The reason privacy and security can be so difficult for average Mac, iPhone, and iPad users is the same reason that using a complex password is difficult. Humans are like water and we tend to flow downhill. It’s natural to do what is easiest. Complex passwords are difficult to remember so that’s why password, and 123456, and qwerty, and abc123, and monkey are among the most common passwords and the worst to use.
Real privacy and security requires us to use our devices– Mac, iPhone, iPad or whatever else is connected to the internet or subject to theft or unauthorized usage– with care and consideration. Why can’t we just sit down and use whatever we want to use without worrying about thieves, hackers, criminals, neighbors and co-workers, or government spooks wandering through our files?
Such consideration is similar to putting on a seat belt. Things happen. It’s best to be prepared. Most computer users are not prepared for breaches into privacy and security, let alone a catastrophic failure without a backup plan. Earlier this year, David Nield wrote an interesting article on tracking.
How to Avoid Being Tracked on Your Laptop, Phone, or Fitness Tracker
Truth is truth. If those devices are connected online, someone is tracking you. That is an axiom of online life. Pull the plug, lock the doors, turn out the lights. But if you’re online someone is trying to get into your device, and someone is tracking you. The best you can hope for is that whoever is doing the tracking doesn’t know that who they are tracking is you.
Today we’re all being tracked by more gadgets than ever before, and in ways that might not be immediately obvious; but it is possible to put restrictions on the data that your laptop, your smartphone, and even your fitness tracker can collect about you—in particular, where you are and what you’re doing with your device
Color me skeptical, but good luck with that.

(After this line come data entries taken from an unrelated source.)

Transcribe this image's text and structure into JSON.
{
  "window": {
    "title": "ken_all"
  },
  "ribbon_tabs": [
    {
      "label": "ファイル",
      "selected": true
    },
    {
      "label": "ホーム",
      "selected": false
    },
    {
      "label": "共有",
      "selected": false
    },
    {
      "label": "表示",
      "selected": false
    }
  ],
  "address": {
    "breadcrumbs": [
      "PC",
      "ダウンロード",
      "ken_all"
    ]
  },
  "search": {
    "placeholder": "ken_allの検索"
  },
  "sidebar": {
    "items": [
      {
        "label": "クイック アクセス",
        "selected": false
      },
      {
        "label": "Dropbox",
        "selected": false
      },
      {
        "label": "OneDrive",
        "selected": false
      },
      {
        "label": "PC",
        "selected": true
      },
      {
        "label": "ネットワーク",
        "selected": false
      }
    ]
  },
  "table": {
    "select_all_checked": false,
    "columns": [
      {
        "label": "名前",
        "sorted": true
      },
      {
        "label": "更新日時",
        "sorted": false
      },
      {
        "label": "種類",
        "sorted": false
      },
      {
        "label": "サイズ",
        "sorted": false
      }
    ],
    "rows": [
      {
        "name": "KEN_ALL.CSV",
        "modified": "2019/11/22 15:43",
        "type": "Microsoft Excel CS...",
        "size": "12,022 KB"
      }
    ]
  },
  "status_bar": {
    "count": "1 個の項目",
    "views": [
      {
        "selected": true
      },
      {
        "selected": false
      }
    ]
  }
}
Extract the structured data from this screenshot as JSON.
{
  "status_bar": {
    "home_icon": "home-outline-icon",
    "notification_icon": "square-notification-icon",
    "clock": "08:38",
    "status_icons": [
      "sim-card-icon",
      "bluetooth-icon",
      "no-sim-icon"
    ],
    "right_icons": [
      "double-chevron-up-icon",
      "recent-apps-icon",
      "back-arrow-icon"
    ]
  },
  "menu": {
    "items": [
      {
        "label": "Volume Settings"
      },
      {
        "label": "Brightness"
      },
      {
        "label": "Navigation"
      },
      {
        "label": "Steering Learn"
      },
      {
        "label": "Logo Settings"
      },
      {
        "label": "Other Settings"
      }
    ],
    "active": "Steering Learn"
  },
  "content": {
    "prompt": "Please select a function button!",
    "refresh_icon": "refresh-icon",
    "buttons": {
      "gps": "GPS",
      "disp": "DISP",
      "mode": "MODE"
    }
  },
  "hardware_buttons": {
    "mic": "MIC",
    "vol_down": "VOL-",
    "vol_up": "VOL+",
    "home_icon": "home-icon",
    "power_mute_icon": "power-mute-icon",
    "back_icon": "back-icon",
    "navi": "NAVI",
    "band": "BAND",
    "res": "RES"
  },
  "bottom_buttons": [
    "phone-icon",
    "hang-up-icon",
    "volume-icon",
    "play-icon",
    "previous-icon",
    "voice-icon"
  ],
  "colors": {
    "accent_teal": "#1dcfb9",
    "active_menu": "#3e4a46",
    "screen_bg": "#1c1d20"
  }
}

The problem should be obvious, but we’ve been ignoring the obvious for many years. Privacy and security is made up of too many moving parts and we simple users simply cannot manage all the pieces, even when employing a firewall, running Little Snitch, using a VPN, and adding ad blockers to every browser.
Even Apple tracks Mac, iPhone, and iPad customers. The difference between Apple and those who live off legitimate breaches of privacy and security– Google, Facebook, Amazon, et al, I’m looking at you– is that Apple does do much to monetize what it tracks. Apple makes money the old fashioned way. By selling something to you.
Mostly. But not completely.
Apple gets a few billion dollars a year from Google to make Google’s search engine the default on Safari. Applications on your Mac phone home to their developers, crash tracking websites, advertisers, analytics trackers, and much more and unless you’re using Little Snitch you would never know.
Though less than others, Apple is part of the tracker community and complicit because it allows such tracking and does not provide customers and users with more robust mechanisms to reduce or prevent such tracking.
When it gets down to nitty gritty, the only safe computer is one that is turned off. If you turn on a Mac and it connects to the internet, you’re subject to trackers and both privacy and security are in the process of being compromised.
All the steps Nield outlines are similar to those I’ve promoted for years and implementing them can reduce trackers and excursions into your privacy and security while online, but for most of Apple’s customers, even those items are too much to ask.
Just like a complex password.